Last night I was reading an incredibly eye opening book about eating disorders called Eating Disorders: Decode The Controlled Chaos: Your Knowledge Just May Save A Life, when I came across a story in it about a woman who was battling with an eating disorder of her own.
In the story, there was a line that said, “She had already turned off her voice, disconnected herself so profoundly from her truths to simply survive in her world.”
The minute I read that, it instantly made me think about which truths I had to disconnect myself from in order to survive in my eating disordered world.
What truths did I choose to forget once I let Ed take over me, what were the new truths that Ed had replaced mine with, and what are the new truths that I am going to decide to create and bring with me into my new life of recovery?

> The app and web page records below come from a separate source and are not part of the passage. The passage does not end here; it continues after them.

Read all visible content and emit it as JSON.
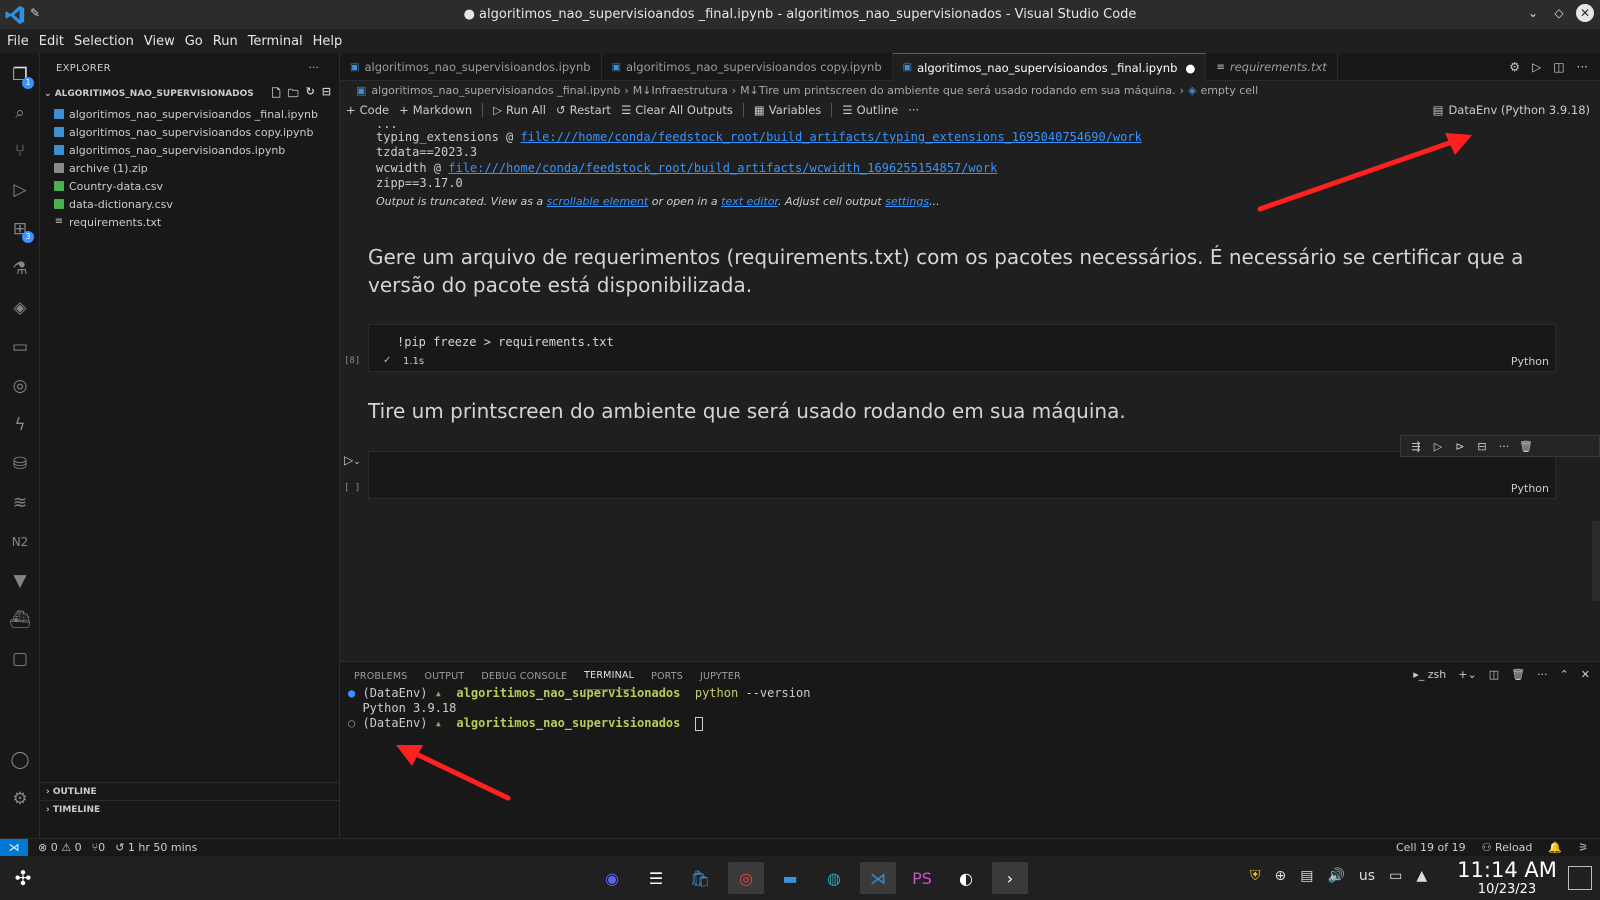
{
  "window": {
    "title": "● algoritimos_nao_supervisioandos _final.ipynb - algoritimos_nao_supervisionados - Visual Studio Code"
  },
  "menu": [
    "File",
    "Edit",
    "Selection",
    "View",
    "Go",
    "Run",
    "Terminal",
    "Help"
  ],
  "activity": {
    "extensions_badge": "3",
    "explorer_badge": "1"
  },
  "sidebar": {
    "header": "EXPLORER",
    "folder": "ALGORITIMOS_NAO_SUPERVISIONADOS",
    "files": [
      {
        "name": "algoritimos_nao_supervisioandos _final.ipynb",
        "type": "nb"
      },
      {
        "name": "algoritimos_nao_supervisioandos copy.ipynb",
        "type": "nb"
      },
      {
        "name": "algoritimos_nao_supervisioandos.ipynb",
        "type": "nb"
      },
      {
        "name": "archive (1).zip",
        "type": "zip"
      },
      {
        "name": "Country-data.csv",
        "type": "csv"
      },
      {
        "name": "data-dictionary.csv",
        "type": "csv"
      },
      {
        "name": "requirements.txt",
        "type": "txt"
      }
    ],
    "outline": "OUTLINE",
    "timeline": "TIMELINE"
  },
  "tabs": [
    {
      "label": "algoritimos_nao_supervisioandos.ipynb"
    },
    {
      "label": "algoritimos_nao_supervisioandos copy.ipynb"
    },
    {
      "label": "algoritimos_nao_supervisioandos _final.ipynb"
    },
    {
      "label": "requirements.txt"
    }
  ],
  "breadcrumb": [
    "algoritimos_nao_supervisioandos _final.ipynb",
    "M↓Infraestrutura",
    "M↓Tire um printscreen do ambiente que será usado rodando em sua máquina.",
    "empty cell"
  ],
  "toolbar": {
    "code": "Code",
    "markdown": "Markdown",
    "run_all": "Run All",
    "restart": "Restart",
    "clear": "Clear All Outputs",
    "variables": "Variables",
    "outline": "Outline",
    "more": "···",
    "kernel": "DataEnv (Python 3.9.18)"
  },
  "output": {
    "dots": "...",
    "l1_prefix": "typing_extensions @ ",
    "l1_link": "file:///home/conda/feedstock_root/build_artifacts/typing_extensions_1695040754690/work",
    "l2": "tzdata==2023.3",
    "l3_prefix": "wcwidth @ ",
    "l3_link": "file:///home/conda/feedstock_root/build_artifacts/wcwidth_1696255154857/work",
    "l4": "zipp==3.17.0",
    "trunc_a": "Output is truncated. View as a ",
    "trunc_link1": "scrollable element",
    "trunc_b": " or open in a ",
    "trunc_link2": "text editor",
    "trunc_c": ". Adjust cell output ",
    "trunc_link3": "settings",
    "trunc_d": "..."
  },
  "md1": "Gere um arquivo de requerimentos (requirements.txt) com os pacotes necessários. É necessário se certificar que a versão do pacote está disponibilizada.",
  "cell8": {
    "exec": "[8]",
    "code": "!pip freeze > requirements.txt",
    "status": "1.1s",
    "lang": "Python"
  },
  "md2": "Tire um printscreen do ambiente que será usado rodando em sua máquina.",
  "cell_empty": {
    "exec": "[ ]",
    "lang": "Python"
  },
  "panel": {
    "tabs": [
      "PROBLEMS",
      "OUTPUT",
      "DEBUG CONSOLE",
      "TERMINAL",
      "PORTS",
      "JUPYTER"
    ],
    "shell": "zsh",
    "line1_env": "(DataEnv)",
    "line1_dir": "algoritimos_nao_supervisionados",
    "line1_cmd": "python",
    "line1_arg": "--version",
    "line2": "Python 3.9.18",
    "line3_env": "(DataEnv)",
    "line3_dir": "algoritimos_nao_supervisionados"
  },
  "status": {
    "errors": "⊗ 0 ⚠ 0",
    "ports": "⑂0",
    "time": "1 hr 50 mins",
    "cell": "Cell 19 of 19",
    "reload": "Reload"
  },
  "clock": {
    "time": "11:14 AM",
    "date": "10/23/23"
  },
  "tray": {
    "lang": "us"
  },
  "colors": {
    "accent": "#0078d4",
    "arrow": "#ff2020",
    "link": "#3794ff"
  }
}
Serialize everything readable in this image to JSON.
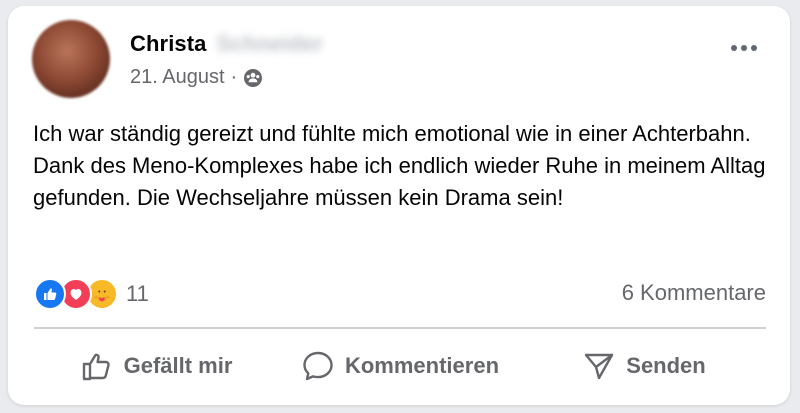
{
  "post": {
    "author_first_name": "Christa",
    "author_last_name_blurred": "Schneider",
    "date": "21. August",
    "separator": "·",
    "audience_icon": "friends-icon",
    "more_icon": "more-options-icon",
    "text": "Ich war ständig gereizt und fühlte mich emotional wie in einer Achterbahn. Dank des Meno-Komplexes habe ich endlich wieder Ruhe in meinem Alltag gefunden. Die Wechseljahre müssen kein Drama sein!"
  },
  "reactions": {
    "types": [
      "like",
      "love",
      "care"
    ],
    "count": "11",
    "comments": "6 Kommentare"
  },
  "actions": {
    "like_label": "Gefällt mir",
    "comment_label": "Kommentieren",
    "share_label": "Senden"
  },
  "colors": {
    "text": "#050505",
    "secondary": "#65676b",
    "like_blue": "#1877f2",
    "love_red": "#f33e58",
    "care_yellow": "#f7b928"
  }
}
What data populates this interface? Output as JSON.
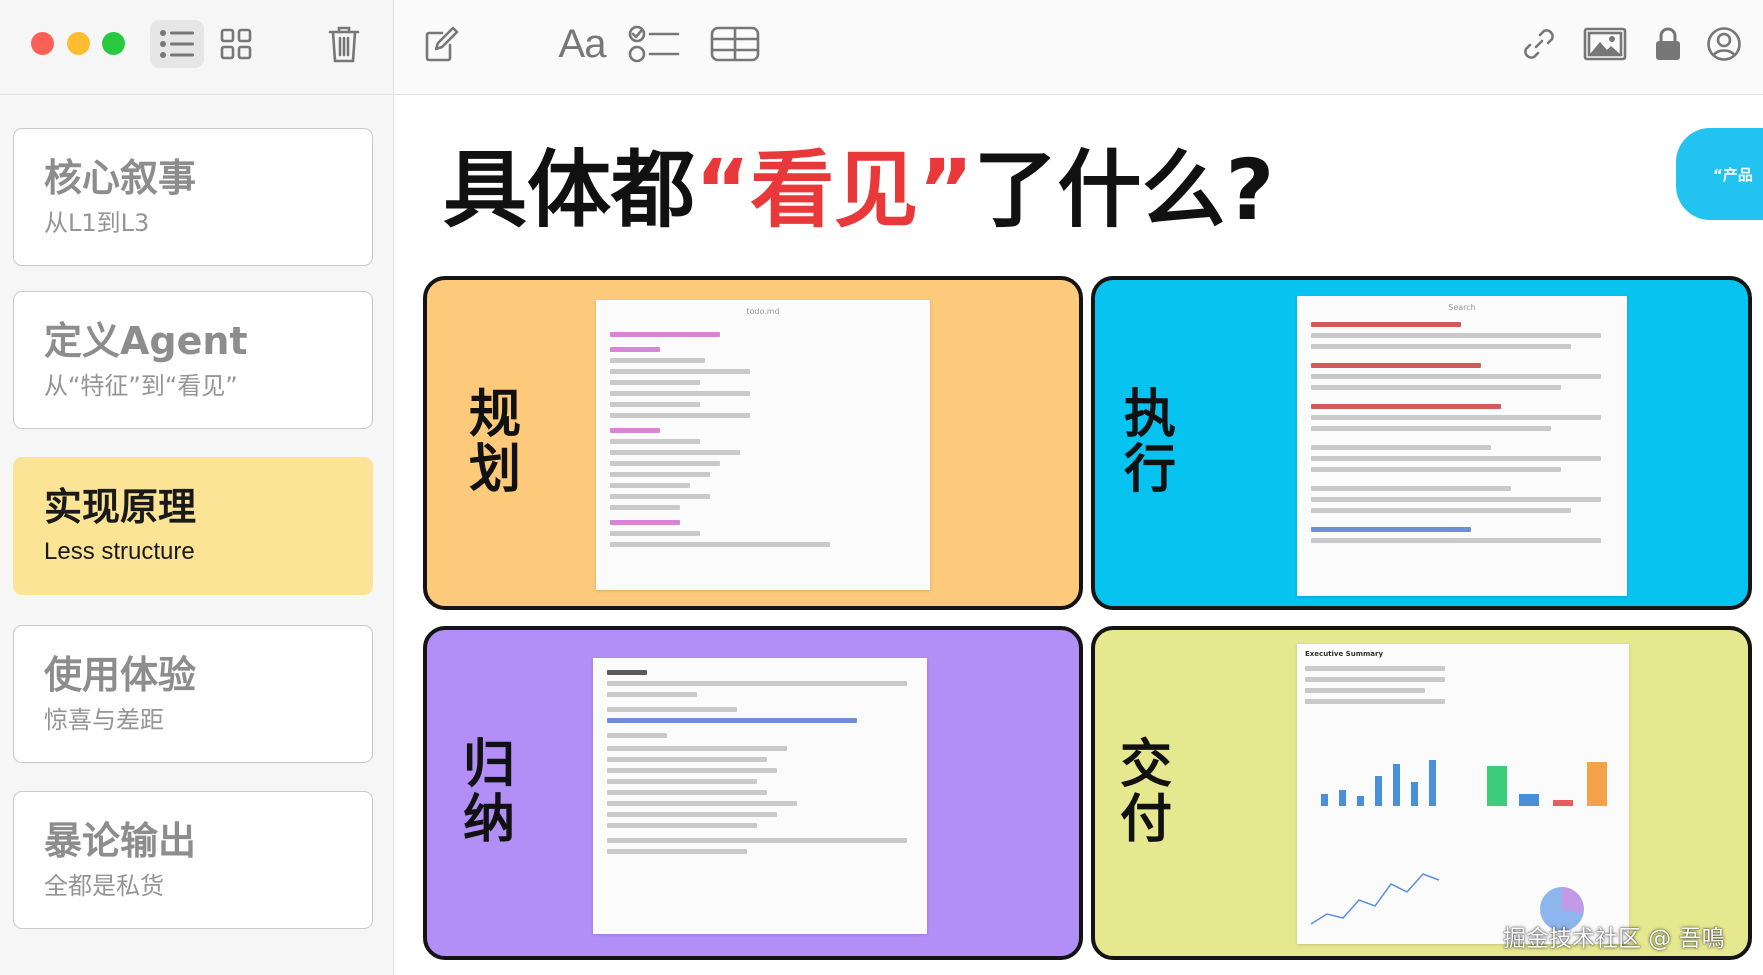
{
  "sidebar": {
    "cards": [
      {
        "title": "核心叙事",
        "subtitle": "从L1到L3"
      },
      {
        "title": "定义Agent",
        "subtitle": "从“特征”到“看见”"
      },
      {
        "title": "实现原理",
        "subtitle": "Less structure"
      },
      {
        "title": "使用体验",
        "subtitle": "惊喜与差距"
      },
      {
        "title": "暴论输出",
        "subtitle": "全都是私货"
      }
    ],
    "selected_index": 2
  },
  "toolbar": {
    "font_label": "Aa",
    "icons": [
      "list-view-icon",
      "grid-view-icon",
      "trash-icon",
      "compose-icon",
      "font-format-icon",
      "checklist-icon",
      "table-icon",
      "link-icon",
      "image-icon",
      "lock-icon",
      "account-icon"
    ]
  },
  "slide": {
    "heading_pre": "具体都",
    "heading_accent": "“看见”",
    "heading_post": "了什么?",
    "peek_tab": "“产品",
    "panels": [
      {
        "label": "规划",
        "color": "#fdc97b",
        "screenshot_title": "todo.md"
      },
      {
        "label": "执行",
        "color": "#06c3f0",
        "screenshot_title": "Search"
      },
      {
        "label": "归纳",
        "color": "#b18ff7",
        "screenshot_title": ""
      },
      {
        "label": "交付",
        "color": "#e5e88f",
        "screenshot_title": "Executive Summary"
      }
    ]
  },
  "watermark": "掘金技术社区 @ 吾鳴",
  "colors": {
    "accent_red": "#e9383a",
    "selected_card": "#fce497",
    "peek_tab": "#22c3f0"
  }
}
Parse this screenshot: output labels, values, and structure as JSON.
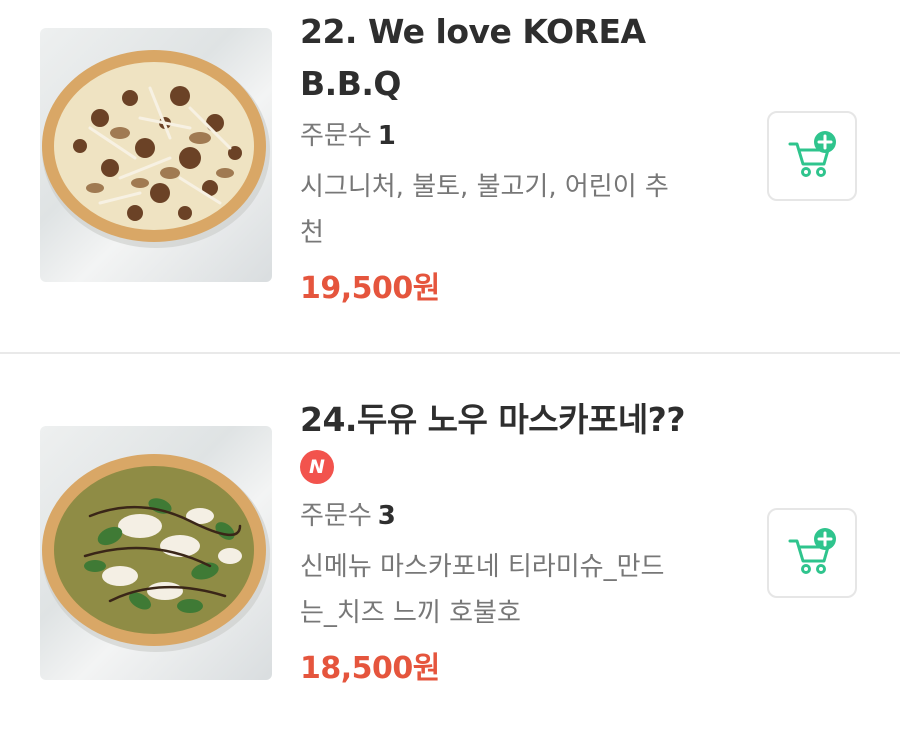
{
  "menu": {
    "items": [
      {
        "title_line1": "22. We love KOREA",
        "title_line2": "B.B.Q",
        "orders_label": "주문수",
        "orders_count": "1",
        "desc_line1": "시그니처, 불토, 불고기, 어린이 추",
        "desc_line2": "천",
        "price": "19,500원",
        "image_icon": "pizza-bbq-image",
        "cart_icon": "cart-add-icon"
      },
      {
        "title_line1": "24.두유 노우 마스카포네??",
        "badge": "N",
        "orders_label": "주문수",
        "orders_count": "3",
        "desc_line1": "신메뉴 마스카포네 티라미슈_만드",
        "desc_line2": "는_치즈 느끼 호불호",
        "price": "18,500원",
        "image_icon": "pizza-mascarpone-image",
        "cart_icon": "cart-add-icon"
      }
    ]
  },
  "colors": {
    "price": "#e5553d",
    "cart_accent": "#2fc48d",
    "new_badge": "#f2534d"
  }
}
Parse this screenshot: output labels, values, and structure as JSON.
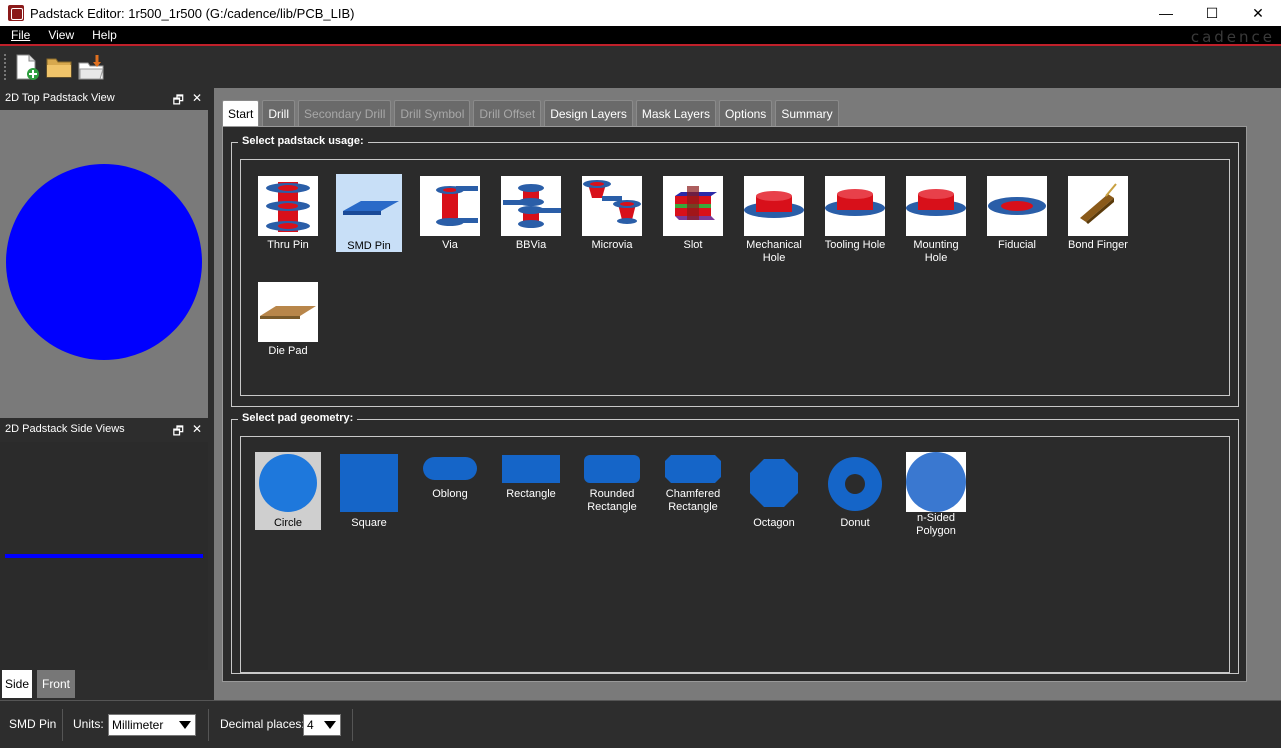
{
  "window": {
    "title": "Padstack Editor: 1r500_1r500  (G:/cadence/lib/PCB_LIB)",
    "minimize": "—",
    "maximize": "☐",
    "close": "✕"
  },
  "menu": {
    "file": "File",
    "view": "View",
    "help": "Help",
    "brand": "cadence"
  },
  "panels": {
    "top_view_title": "2D Top Padstack View",
    "side_view_title": "2D Padstack Side Views",
    "float_glyph": "🗗",
    "close_glyph": "✕",
    "side_tabs": [
      "Side",
      "Front"
    ]
  },
  "tabs": [
    "Start",
    "Drill",
    "Secondary Drill",
    "Drill Symbol",
    "Drill Offset",
    "Design Layers",
    "Mask Layers",
    "Options",
    "Summary"
  ],
  "usage": {
    "label": "Select padstack usage:",
    "items": [
      "Thru Pin",
      "SMD Pin",
      "Via",
      "BBVia",
      "Microvia",
      "Slot",
      "Mechanical Hole",
      "Tooling Hole",
      "Mounting Hole",
      "Fiducial",
      "Bond Finger",
      "Die Pad"
    ],
    "selected": "SMD Pin"
  },
  "geometry": {
    "label": "Select pad geometry:",
    "items": [
      "Circle",
      "Square",
      "Oblong",
      "Rectangle",
      "Rounded Rectangle",
      "Chamfered Rectangle",
      "Octagon",
      "Donut",
      "n-Sided Polygon"
    ],
    "selected": "Circle"
  },
  "status": {
    "usage": "SMD Pin",
    "units_label": "Units:",
    "units_value": "Millimeter",
    "decimal_label": "Decimal places:",
    "decimal_value": "4"
  },
  "colors": {
    "pad_blue": "#0000ff",
    "geo_blue": "#1565c0",
    "selection": "#c8dff7",
    "accent_red": "#c0202a"
  }
}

Let me start by answering the first question-what truth did I choose to forget once I let Ed become my only source of truth? I can list many of them, but I will focus on the biggest truth that I left behind once Ed came along, and is my truth about the definition of beauty.
Before Ed, my perception of what was considered beautiful, all stemmed from the inside.
I used to look at people’s hearts, their intentions, and their kindness. I would look at a person, including myself, and I wouldn’t see their weight, their jean size, or what food they were eating-I would see their personality, their smile, and their aura.
Before Ed, I thought I was beautiful-both externally and internally. I thought I was sexy, curvy and strong. I thought I was driven, motivated, dedicated and smart.
Once Ed became the master and controller of me and my world, that truth about what beauty meant to me completely changed.
Instead, it was replaced with Ed’s definition of beauty, which in turn, became my new truth about beauty.
Ed saw beauty in only a few things: restriction, starvation, and unhealthy and unattainable numbers on a scale. Of course, these three things became my only source of happiness, and they became things that I was dedicated to.
When I was fully immersed in my eating disorder, I wouldn’t look at myself and think I am sexy anymore. I looked at myself and thought I am too big, I am not skinny enough-I as a person, am not enough.
I didn’t think I was driven anymore, and I didn’t think I was motivated anymore. The once strong sense of self I once had and the truths about myself that I once knew, had vanished.
Instead, my new truths about me were that I was weak, voiceless, ugly, and undeserving of anything other than Ed.
Ed changed my perception about beauty with others as well.
When I was living with Ed, I would look at others and only see one thing; their body.
If they weren’t skinny, I thought they were worthless and useless people. If I saw someone eating something “fattening,” I would automatically judge them and think they had no self respect.
I no longer saw people’s personalities, I no longer saw people’s spirits, and I no longer saw past people’s physical being.
These new Ed created truths- that people who were not skinny were useless, that I was not enough, that eating meant I was fat, and would become fat and therefore become valueless, that physical appearance dictates one’s value as a human being-are what I have been living my life by for two years now.
I hate these truths. They disgust me, and they make me feel disappointed in myself.
Who was I to judge others? Who was I to judge others, especially based on their physical appearance?
Most importantly, who was I to judge myself? Who was I to judge myself based on how sick I could be?
Throughout my recovery process, I have been working with E on creating new truths of my own that I will take with me to this new Ed free life.
A few of them are:
-I have a voice
-I know me better than anyone else.
-I am valuable and I am worthy.
-I deserve recovery.
-I am more than a number on a scale.
I know that I have a multitude of more truths to discover, create and learn to believe in, but for now, this is a good start.
I am looking forward to replacing these new healthy truths of mine with Ed’s destructive truths.
I know it will take mental work to change my truth about how I should look like, how I should act, and how I should navigate my life without Ed-but I am ready and I am excited to put in the time and effort into that work.
Good bye to Ed’s truths that became my own, hello to creating new and healthy truths about beauty, love, and happiness, and hello life.